▸ **Problem statement**: Scan the material for the word "this", then return every line where it appears.

▸ **Dataset excerpts**:
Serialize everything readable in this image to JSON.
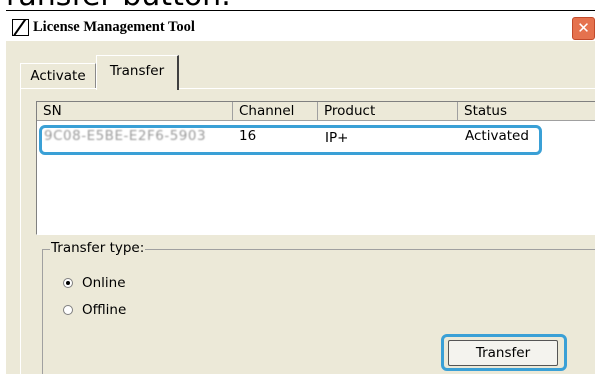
{
  "caption": {
    "text": "ransfer button."
  },
  "window": {
    "title": "License Management Tool",
    "close_glyph": "✕"
  },
  "tabs": [
    {
      "label": "Activate",
      "selected": false
    },
    {
      "label": "Transfer",
      "selected": true
    }
  ],
  "license_list": {
    "columns": [
      "SN",
      "Channel",
      "Product",
      "Status"
    ],
    "rows": [
      {
        "sn": "9C08-E5BE-E2F6-5903",
        "channel": "16",
        "product": "IP+",
        "status": "Activated"
      }
    ]
  },
  "transfer_type": {
    "legend": "Transfer type:",
    "options": [
      {
        "label": "Online",
        "selected": true
      },
      {
        "label": "Offline",
        "selected": false
      }
    ]
  },
  "actions": {
    "transfer_label": "Transfer"
  },
  "colors": {
    "highlight": "#3aa0d6",
    "window_bg": "#ece9d8",
    "close_button": "#e5724e"
  }
}
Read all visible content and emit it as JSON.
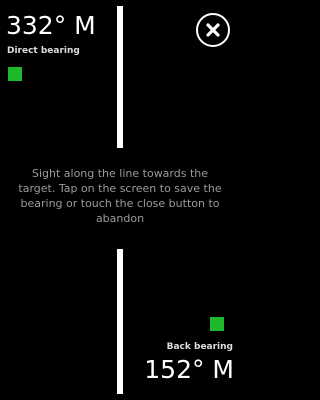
{
  "direct": {
    "value": "332° M",
    "label": "Direct bearing",
    "marker_color": "#1db92a"
  },
  "back": {
    "value": "152° M",
    "label": "Back bearing",
    "marker_color": "#1db92a"
  },
  "instructions": "Sight along the line towards the target. Tap on the screen to save the bearing or touch the close button to abandon",
  "close_button": {
    "icon": "close-icon"
  },
  "colors": {
    "background": "#000000",
    "line": "#ffffff",
    "instructions_text": "#9a9a9a"
  }
}
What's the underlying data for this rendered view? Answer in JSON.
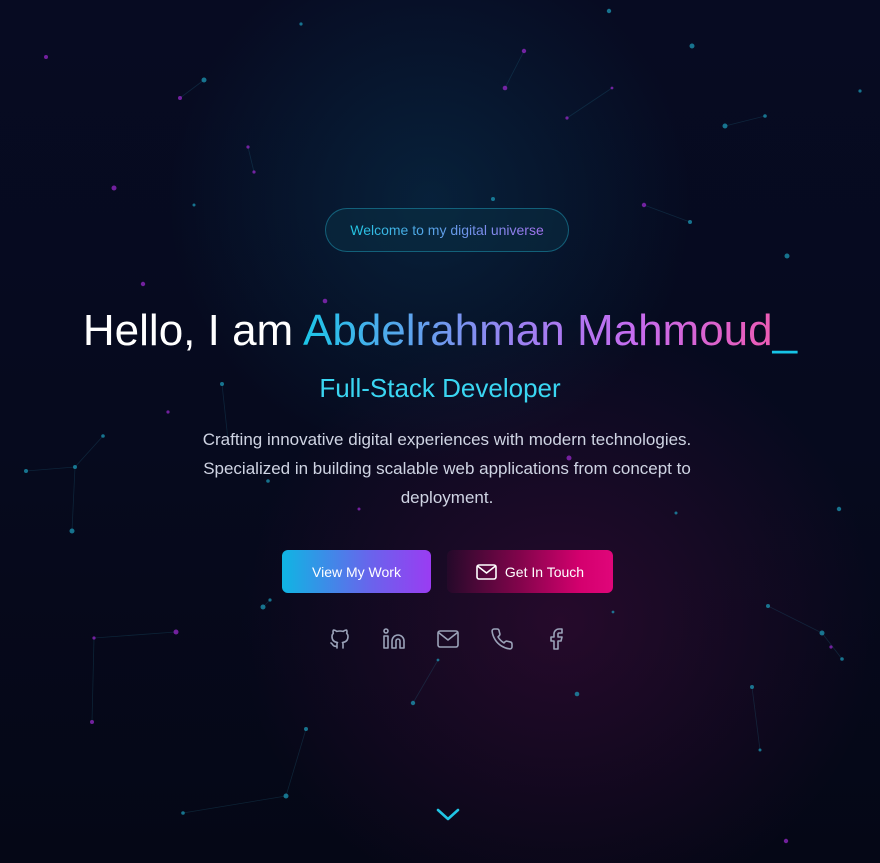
{
  "hero": {
    "badge": "Welcome to my digital universe",
    "greeting": "Hello, I am ",
    "name": "Abdelrahman Mahmoud",
    "cursor": "_",
    "role": "Full-Stack Developer",
    "description": "Crafting innovative digital experiences with modern technologies. Specialized in building scalable web applications from concept to deployment."
  },
  "buttons": {
    "work_label": "View My Work",
    "touch_label": "Get In Touch",
    "touch_icon": "mail-icon"
  },
  "socials": [
    {
      "icon": "github-icon"
    },
    {
      "icon": "linkedin-icon"
    },
    {
      "icon": "mail-icon"
    },
    {
      "icon": "phone-icon"
    },
    {
      "icon": "facebook-icon"
    }
  ],
  "scroll": {
    "icon": "chevron-down-icon"
  },
  "colors": {
    "background": "#050818",
    "accent_cyan": "#1cc6e8",
    "accent_purple": "#9a3cf2",
    "accent_pink": "#e0067a",
    "role_text": "#3ad6f2",
    "description_text": "#cfd4e3"
  }
}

▸ **Result below**:
Serialize everything readable in this image to JSON.
What's the underlying data for this rendered view? Answer in JSON.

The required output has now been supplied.